From 1870 to 1871 Louis Vuitton along with many suffered during the Franco-Prussian War, the siege of Paris and then the bloody civil war that destroyed the French Empire.

For Louis Vuitton it meant the destruction of his workshop and shop and the loss of patronage of the previous first family of France. He simply opened a new shop, restored the workshop and began designing and producing more luggage. Just a year later he bought out a new trunk with beige canvas and red stripes. The rich and famous came flocking back and for the next twenty years Louis Vuitton to design and manufacture the most exquisite, luxurious and innovative luggage of the day and beautifully complementing the Belle Époque of Paris at the time.

Vintage Louis Vuitton

Louis’ son Georges followed him into the business and in 1886 patented a new lock. So sure were they of the lock’s security features that they challenged Houdini to pick it – he declined. The lock design is still in use today.

Louis Vuitton died aged 70 in 1892, his legacy lives on in the form of the LVMH corporation which has more than 2,400 stores worldwide and remains a leading luxury brand of luggage as well as shoes and accessories.

Related Articles

Alexandre Dumas Pere

Alexandre Dumas Pere

Written by on July 24, 2014 in French Icons

Alexandre Dumas Pere as we know him, was born in the village of  Villers-Cotterets in Picardy, just outside Paris, on July 24, 1802. He grew up to be a hugely successful and prolific writer and a bit of a rascal with the ladies who would surely have approved of Raquel Welch playing the lead in […]

Continue Reading

History of the Baguette

The great French baguette – a symbol of France,  has gone through many steps to become the long stick of bread we love and know today says baguette fan Katie Saint… History of the baguette Bread has something of a special status in France. Few quotes are as well-known as Marie Antoinette’s “let them eat […]

Continue Reading

May Day in France – a floral affair

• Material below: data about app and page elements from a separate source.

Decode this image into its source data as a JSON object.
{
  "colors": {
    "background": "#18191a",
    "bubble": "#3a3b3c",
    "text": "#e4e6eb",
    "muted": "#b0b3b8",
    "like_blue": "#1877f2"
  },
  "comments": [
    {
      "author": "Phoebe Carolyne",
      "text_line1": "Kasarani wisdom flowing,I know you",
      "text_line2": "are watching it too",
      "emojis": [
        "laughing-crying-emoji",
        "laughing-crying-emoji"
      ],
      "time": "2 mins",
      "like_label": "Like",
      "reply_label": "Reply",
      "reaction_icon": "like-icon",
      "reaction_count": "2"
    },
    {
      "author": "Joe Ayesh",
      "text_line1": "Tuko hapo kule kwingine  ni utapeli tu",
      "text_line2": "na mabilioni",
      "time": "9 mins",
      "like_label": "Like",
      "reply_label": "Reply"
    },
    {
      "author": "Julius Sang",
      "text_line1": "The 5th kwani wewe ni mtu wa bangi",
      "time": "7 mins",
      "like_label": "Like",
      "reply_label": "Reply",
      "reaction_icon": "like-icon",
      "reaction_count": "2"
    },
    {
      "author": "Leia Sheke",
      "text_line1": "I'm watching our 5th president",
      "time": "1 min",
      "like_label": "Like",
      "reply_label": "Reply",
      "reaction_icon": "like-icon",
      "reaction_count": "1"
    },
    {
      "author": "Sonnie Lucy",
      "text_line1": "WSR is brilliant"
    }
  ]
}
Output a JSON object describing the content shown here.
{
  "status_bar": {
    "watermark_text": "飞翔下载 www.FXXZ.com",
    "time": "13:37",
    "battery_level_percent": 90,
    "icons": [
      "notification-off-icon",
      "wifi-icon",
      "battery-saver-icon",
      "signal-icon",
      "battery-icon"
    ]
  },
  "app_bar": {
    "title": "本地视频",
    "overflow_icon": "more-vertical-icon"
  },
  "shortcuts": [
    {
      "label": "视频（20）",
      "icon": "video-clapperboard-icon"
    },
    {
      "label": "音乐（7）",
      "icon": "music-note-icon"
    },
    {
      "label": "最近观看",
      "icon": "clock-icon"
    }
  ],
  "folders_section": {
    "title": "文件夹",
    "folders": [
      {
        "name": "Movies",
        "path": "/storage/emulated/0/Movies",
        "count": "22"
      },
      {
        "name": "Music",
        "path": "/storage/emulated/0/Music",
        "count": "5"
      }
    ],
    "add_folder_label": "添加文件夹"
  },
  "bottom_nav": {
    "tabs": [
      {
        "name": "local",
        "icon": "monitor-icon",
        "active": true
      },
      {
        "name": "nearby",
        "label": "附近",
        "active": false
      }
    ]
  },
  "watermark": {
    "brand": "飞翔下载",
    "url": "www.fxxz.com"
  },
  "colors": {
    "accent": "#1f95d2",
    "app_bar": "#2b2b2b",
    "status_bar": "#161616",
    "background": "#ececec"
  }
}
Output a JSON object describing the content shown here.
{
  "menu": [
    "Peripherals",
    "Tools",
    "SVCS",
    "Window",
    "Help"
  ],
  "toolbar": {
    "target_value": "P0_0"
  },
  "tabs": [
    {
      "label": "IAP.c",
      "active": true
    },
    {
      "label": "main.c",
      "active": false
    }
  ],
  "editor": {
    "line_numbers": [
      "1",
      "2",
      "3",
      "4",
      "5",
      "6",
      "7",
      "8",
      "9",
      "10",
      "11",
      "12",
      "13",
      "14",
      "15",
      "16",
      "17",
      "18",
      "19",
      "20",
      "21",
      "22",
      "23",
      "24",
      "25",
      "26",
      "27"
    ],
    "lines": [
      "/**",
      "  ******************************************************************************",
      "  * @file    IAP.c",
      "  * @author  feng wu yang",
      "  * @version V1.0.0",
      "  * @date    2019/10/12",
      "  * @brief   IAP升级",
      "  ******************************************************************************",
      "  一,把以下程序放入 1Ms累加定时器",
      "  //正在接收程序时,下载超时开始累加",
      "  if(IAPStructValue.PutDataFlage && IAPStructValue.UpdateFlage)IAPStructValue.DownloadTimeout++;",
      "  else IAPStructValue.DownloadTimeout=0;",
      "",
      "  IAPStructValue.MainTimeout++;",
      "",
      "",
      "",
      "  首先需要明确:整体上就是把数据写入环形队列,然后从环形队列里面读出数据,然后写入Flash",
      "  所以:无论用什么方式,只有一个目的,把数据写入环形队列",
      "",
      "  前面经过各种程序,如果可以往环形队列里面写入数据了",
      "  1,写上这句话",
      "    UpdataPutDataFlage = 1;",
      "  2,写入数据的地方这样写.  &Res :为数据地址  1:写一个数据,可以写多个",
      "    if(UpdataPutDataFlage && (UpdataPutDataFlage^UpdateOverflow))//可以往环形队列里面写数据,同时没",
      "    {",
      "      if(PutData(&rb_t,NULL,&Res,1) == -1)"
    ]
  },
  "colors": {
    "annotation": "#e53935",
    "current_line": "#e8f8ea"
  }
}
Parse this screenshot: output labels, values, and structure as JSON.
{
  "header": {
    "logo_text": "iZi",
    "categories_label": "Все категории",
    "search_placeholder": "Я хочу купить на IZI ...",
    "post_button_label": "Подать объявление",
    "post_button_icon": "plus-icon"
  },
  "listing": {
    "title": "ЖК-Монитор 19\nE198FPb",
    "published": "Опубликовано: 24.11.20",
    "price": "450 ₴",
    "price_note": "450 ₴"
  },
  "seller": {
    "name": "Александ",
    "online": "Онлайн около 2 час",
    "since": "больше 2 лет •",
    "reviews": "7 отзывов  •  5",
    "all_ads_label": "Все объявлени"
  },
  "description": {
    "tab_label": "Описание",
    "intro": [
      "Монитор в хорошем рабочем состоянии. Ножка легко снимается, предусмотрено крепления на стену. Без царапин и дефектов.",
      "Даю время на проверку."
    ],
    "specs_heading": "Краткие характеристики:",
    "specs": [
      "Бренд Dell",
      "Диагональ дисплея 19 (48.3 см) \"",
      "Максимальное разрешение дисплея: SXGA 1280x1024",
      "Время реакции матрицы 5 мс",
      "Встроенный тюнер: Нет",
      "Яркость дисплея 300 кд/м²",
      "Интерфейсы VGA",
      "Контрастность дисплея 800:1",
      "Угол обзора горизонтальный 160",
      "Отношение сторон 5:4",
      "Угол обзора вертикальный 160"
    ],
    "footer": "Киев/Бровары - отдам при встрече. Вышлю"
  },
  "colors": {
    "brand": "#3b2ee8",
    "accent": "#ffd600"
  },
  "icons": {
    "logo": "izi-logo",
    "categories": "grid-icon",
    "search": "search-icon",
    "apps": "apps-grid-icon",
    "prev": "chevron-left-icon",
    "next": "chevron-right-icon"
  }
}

Long associated with romance, the lily of the valley was one of the main flowers used in the bouquet carried by Kate Middleton for her wedding to Prince William, as well as in the bridesmaids hair and in the display in Westminster Abbey.  Margo Lestz explores the important role of the Lily of the Valley […]

Continue Reading

Easter in France – American bunny v French bell!

The traditions of France are many and often unique to the French having developed over centuries. Margo Lestz investigates Easter in France where the customs involve a flying bell!  As an American living in France, I learned a long time ago that the two cultures have different ideas about many (if not most) things.  Still, […]

Continue Reading

Reasons to love France –  from A to Z

A is for Art and Artists – Monet, Cezanne, Rodin, Renoir, Gaugin, Matisse –okay I’m going to stop there because I think I might have to do an A to Z just for French artists! Even today art in France is thriving and fabulous like the work of Perry Taylor, an expat inspired by every day […]

Continue Reading

Subscribe

If you enjoyed this article, subscribe now to receive more just like it.

Subscribe via RSS Feed
Top